Go over the data and work out how many lines include the word "Adjustment". Give that number only.

[INPUT DATA Boundary: Start]

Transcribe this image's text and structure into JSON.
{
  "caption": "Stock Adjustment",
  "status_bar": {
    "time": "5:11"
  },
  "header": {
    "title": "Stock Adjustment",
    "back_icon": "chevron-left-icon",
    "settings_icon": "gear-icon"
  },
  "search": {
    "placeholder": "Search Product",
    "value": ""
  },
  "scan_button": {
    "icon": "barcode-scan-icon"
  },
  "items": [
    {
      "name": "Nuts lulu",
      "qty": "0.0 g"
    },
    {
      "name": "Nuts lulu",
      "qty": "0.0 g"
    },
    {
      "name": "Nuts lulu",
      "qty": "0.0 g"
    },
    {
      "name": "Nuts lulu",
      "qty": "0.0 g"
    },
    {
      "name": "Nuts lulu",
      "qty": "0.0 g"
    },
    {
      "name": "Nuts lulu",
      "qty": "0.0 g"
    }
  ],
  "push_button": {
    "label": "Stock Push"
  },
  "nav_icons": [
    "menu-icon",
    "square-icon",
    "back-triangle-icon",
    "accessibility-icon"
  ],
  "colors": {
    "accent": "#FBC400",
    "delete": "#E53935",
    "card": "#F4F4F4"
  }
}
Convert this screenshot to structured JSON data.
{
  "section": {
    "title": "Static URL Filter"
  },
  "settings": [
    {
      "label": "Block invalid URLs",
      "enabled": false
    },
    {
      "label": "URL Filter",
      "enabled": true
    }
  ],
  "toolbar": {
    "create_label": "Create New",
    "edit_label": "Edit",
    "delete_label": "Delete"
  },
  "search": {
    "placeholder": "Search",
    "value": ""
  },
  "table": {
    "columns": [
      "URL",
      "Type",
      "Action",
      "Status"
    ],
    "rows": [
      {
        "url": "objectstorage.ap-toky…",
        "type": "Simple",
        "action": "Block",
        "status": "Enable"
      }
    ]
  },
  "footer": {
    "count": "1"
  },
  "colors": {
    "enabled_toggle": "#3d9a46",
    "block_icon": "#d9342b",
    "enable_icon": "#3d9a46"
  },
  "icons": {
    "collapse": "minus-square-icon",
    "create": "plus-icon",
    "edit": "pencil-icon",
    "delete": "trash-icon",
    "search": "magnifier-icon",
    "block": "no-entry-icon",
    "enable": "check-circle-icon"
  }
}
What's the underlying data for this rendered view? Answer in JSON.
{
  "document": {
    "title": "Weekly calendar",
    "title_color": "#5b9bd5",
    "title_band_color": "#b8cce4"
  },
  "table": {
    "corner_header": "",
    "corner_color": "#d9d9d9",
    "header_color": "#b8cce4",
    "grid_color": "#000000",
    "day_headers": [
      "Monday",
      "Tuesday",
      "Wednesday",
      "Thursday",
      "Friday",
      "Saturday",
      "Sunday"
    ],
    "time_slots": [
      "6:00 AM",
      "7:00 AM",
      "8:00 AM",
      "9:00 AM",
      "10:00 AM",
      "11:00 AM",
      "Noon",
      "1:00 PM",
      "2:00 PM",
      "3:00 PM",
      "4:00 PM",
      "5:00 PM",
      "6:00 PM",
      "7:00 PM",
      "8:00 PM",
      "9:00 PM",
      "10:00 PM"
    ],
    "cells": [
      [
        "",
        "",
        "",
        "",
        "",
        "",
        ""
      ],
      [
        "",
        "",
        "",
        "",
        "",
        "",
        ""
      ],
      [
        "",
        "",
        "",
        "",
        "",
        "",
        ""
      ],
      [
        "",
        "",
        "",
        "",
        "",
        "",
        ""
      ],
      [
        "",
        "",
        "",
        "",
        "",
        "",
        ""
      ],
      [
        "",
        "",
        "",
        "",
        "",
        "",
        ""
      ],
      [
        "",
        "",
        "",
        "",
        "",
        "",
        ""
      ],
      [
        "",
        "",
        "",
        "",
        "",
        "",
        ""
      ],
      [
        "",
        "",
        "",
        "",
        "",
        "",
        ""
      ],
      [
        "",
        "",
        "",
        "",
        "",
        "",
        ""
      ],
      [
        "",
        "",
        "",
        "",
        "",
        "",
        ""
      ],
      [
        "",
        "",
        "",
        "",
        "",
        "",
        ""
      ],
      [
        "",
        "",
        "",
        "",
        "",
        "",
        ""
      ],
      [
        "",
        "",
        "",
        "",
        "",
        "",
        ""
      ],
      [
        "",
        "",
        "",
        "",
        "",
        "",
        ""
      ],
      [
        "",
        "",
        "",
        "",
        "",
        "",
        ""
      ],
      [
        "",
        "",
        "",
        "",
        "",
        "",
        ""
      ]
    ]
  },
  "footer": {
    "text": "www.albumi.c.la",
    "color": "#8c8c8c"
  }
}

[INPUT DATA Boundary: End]

» **SOLUTION FOR THIS PROBLEM**: 2